Skywalker is fostered as a child on a backward planet, and only as a young adult does he learn that his true heritage is to become a Jedi knight.
A new villain and hero are currently achieving literary notoriety. Harry Potter the son of a wizard and wizardess who were killed in infancy by the dark wizard who must not be named (Voldemort).
When Voldemort attempts to kill the infant Potter, Voldemort is damaged because Harry is protected by his mother’s love. In a series of books Voldemort, now disabled, disfigured and disembodied, much like Darth Vader, tries to win back his position of power and to defy death.
Meanwhile Harry Potter has survived his fourth year at Hogwarts School of Wizardry, as well as five attempts upon his life by Voldemort and his agents.
Hogwarts operates a house system common in many English Private Schools. In his first year Harry is allocated to Gryffindor House whose founder Goddrick was known for his qualities of bravery and daring. There are three other houses: Ravenclaw, wise and witty; Hufflepuff, loyal and hardworking; and Slytherin, cunning and sly.
The differences between Gryffindor and Slytherin are the most extreme.
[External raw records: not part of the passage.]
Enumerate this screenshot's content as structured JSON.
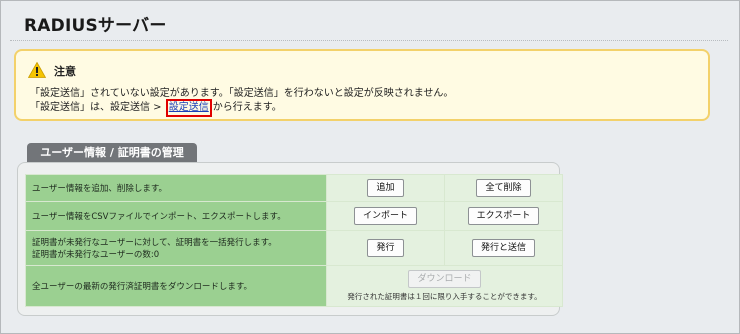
{
  "page": {
    "title": "RADIUSサーバー"
  },
  "notice": {
    "heading": "注意",
    "line1": "「設定送信」されていない設定があります。「設定送信」を行わないと設定が反映されません。",
    "line2_prefix": "「設定送信」は、設定送信 > ",
    "line2_link": "設定送信",
    "line2_suffix": "から行えます。",
    "icon": "warning-icon",
    "accent_color": "#f3d16a"
  },
  "section": {
    "tab_label": "ユーザー情報 / 証明書の管理",
    "rows": [
      {
        "desc": [
          "ユーザー情報を追加、削除します。"
        ],
        "btn1": "追加",
        "btn2": "全て削除"
      },
      {
        "desc": [
          "ユーザー情報をCSVファイルでインポート、エクスポートします。"
        ],
        "btn1": "インポート",
        "btn2": "エクスポート"
      },
      {
        "desc": [
          "証明書が未発行なユーザーに対して、証明書を一括発行します。",
          "証明書が未発行なユーザーの数:0"
        ],
        "btn1": "発行",
        "btn2": "発行と送信"
      },
      {
        "desc": [
          "全ユーザーの最新の発行済証明書をダウンロードします。"
        ],
        "btn1": "ダウンロード",
        "note": "発行された証明書は１回に限り入手することができます。"
      }
    ]
  },
  "colors": {
    "desc_cell": "#9bd091",
    "action_cell": "#e4f1df",
    "tab": "#727579",
    "highlight": "#e00000"
  }
}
Whilst Goddrick Gryffindor the founder of Gryffindor House favours inclusion, discussion and action, Salazar Slytherin is a bigot who seeks to confine magic only to those with magical bloodlines dating into pre-history.
In the Potter
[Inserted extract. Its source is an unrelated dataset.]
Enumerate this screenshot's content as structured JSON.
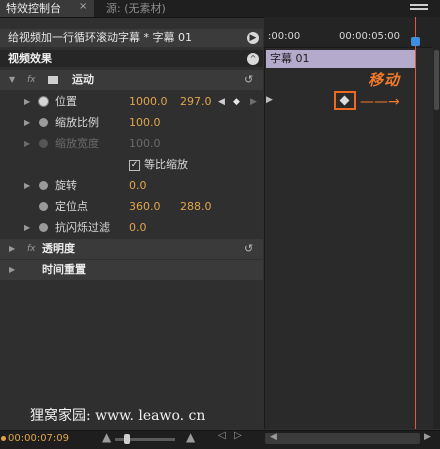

books, J.K. Rowling hints once again at the new archetype, in which the hero
with a magical past, who has been fostered by Muggles (humans without
imagination or magical powers) using courage, wins the day.
When parallel motifs begin to appear in art and literature they indicate the presence of secondary processes. These are emerging themes, not quite with us in concrete form, but nevertheless emerging into awareness.
Those of us who believe that consciousness is primary, can take heart from this in the knowledge that the current move towards globalisation is not a chaotic force that must be controlled, but part of a rising culture that can bring us some salvation.
Positivists will have greater difficulty in sensing beyond the chaos that we find dividing communities throughout the world. Even they however, are beginning to realise that the pressures of environmental ecology means that we need wisdom as well as understanding.
Stephen Bray is
the author of the inspirational business e-book A Pocket Book on Leadership.
writings include The Manual of Developmental Leaderships, The Intrapreneurship
Manual, and a significant contribution to Joe Sinclair’s An ABC of NLP.
He has also been published in Executive Excellence Magazine alongside
such figures as Warren Bennis, Stephen Covey, Peter Drucker and Tom Peters.
career spans thirty years, beginning in social work and encompassing Adult
Education, Business Consulting, Counselling, Journalism, Photography and
Psychotherapy. Five years ago he
embraced Developmental Philosophy and created the QuietQuality model that has
become known simply as “Q”.
He shares work and life with his wife Irem, in Turkey, and both can be found on the QuietQuality website: http://quietquality.com